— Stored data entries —
━━━━━━

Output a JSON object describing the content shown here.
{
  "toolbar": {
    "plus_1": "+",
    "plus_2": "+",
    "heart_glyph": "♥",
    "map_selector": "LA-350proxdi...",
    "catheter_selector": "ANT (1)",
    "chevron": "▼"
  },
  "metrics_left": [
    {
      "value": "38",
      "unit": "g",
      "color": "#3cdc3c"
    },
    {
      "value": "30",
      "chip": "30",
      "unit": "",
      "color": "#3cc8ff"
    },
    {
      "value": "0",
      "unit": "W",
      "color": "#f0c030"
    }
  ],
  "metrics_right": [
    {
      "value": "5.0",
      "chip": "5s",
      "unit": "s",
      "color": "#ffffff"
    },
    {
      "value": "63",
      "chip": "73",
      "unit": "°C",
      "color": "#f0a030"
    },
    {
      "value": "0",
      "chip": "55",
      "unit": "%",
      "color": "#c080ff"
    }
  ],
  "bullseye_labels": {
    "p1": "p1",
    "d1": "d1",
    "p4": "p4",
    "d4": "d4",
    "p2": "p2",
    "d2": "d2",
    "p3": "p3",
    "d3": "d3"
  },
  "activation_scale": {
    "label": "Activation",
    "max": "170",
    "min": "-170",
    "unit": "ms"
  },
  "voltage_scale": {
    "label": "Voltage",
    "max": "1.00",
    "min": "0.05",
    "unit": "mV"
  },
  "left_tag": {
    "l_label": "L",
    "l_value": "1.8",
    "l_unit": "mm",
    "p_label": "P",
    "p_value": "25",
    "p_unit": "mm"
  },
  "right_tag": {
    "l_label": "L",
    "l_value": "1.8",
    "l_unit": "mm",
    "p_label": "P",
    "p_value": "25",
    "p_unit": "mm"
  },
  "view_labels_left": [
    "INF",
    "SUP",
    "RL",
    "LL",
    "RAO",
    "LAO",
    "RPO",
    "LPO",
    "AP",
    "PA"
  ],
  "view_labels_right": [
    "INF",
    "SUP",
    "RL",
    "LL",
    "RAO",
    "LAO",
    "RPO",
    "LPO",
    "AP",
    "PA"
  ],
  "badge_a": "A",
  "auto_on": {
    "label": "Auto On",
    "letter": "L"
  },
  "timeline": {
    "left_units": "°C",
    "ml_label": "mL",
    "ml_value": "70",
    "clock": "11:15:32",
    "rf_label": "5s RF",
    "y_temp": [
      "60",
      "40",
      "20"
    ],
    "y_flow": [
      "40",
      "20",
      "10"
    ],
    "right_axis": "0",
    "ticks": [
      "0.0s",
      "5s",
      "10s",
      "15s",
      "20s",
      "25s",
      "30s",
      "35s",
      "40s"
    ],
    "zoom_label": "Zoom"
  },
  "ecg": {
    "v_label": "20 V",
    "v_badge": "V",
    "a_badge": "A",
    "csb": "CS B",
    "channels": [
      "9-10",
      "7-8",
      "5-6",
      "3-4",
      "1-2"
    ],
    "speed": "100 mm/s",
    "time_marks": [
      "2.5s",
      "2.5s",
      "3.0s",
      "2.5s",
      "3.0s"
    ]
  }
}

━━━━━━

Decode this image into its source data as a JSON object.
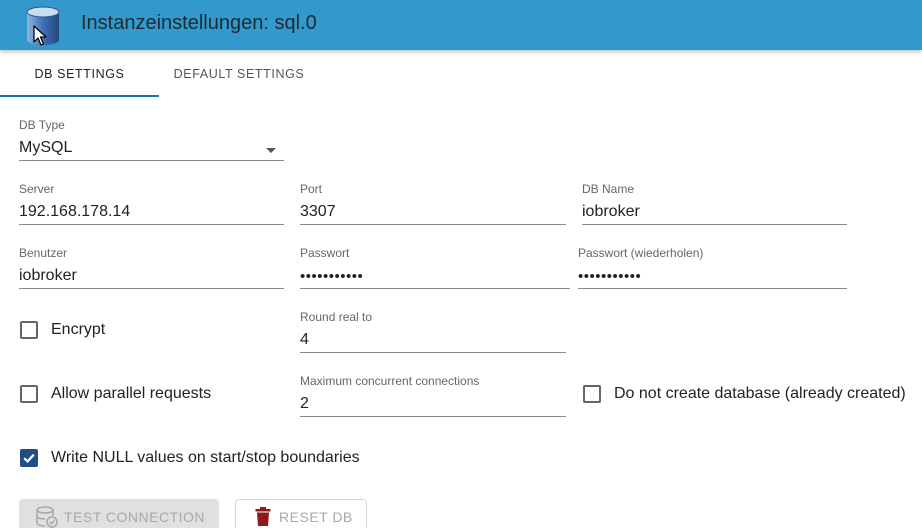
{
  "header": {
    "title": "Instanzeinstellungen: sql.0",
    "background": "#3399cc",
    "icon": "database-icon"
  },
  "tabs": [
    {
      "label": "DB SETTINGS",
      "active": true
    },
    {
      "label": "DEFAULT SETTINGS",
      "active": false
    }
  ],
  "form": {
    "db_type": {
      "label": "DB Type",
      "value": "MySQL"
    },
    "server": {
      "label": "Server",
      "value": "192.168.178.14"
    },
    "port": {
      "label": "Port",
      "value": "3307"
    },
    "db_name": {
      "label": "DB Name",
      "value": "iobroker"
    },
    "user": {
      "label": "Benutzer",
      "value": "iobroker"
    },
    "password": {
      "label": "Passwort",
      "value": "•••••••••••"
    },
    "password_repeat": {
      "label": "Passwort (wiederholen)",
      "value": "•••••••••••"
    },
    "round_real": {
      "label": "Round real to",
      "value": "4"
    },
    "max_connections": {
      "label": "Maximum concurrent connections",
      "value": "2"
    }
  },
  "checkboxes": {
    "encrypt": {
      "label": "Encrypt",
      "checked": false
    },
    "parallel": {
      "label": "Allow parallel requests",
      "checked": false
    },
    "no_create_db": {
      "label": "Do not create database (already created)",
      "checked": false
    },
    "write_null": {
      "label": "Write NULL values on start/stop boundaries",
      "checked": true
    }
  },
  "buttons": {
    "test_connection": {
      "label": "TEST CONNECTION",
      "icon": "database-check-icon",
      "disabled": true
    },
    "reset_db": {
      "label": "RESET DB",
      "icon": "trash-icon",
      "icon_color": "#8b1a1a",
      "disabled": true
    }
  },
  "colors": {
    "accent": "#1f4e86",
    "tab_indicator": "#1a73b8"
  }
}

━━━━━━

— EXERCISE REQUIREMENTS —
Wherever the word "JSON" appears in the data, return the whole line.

— OUTPUT OF THE EXERCISE —
Output a JSON object describing the content shown here.
Decode this image into its source data as a JSON object.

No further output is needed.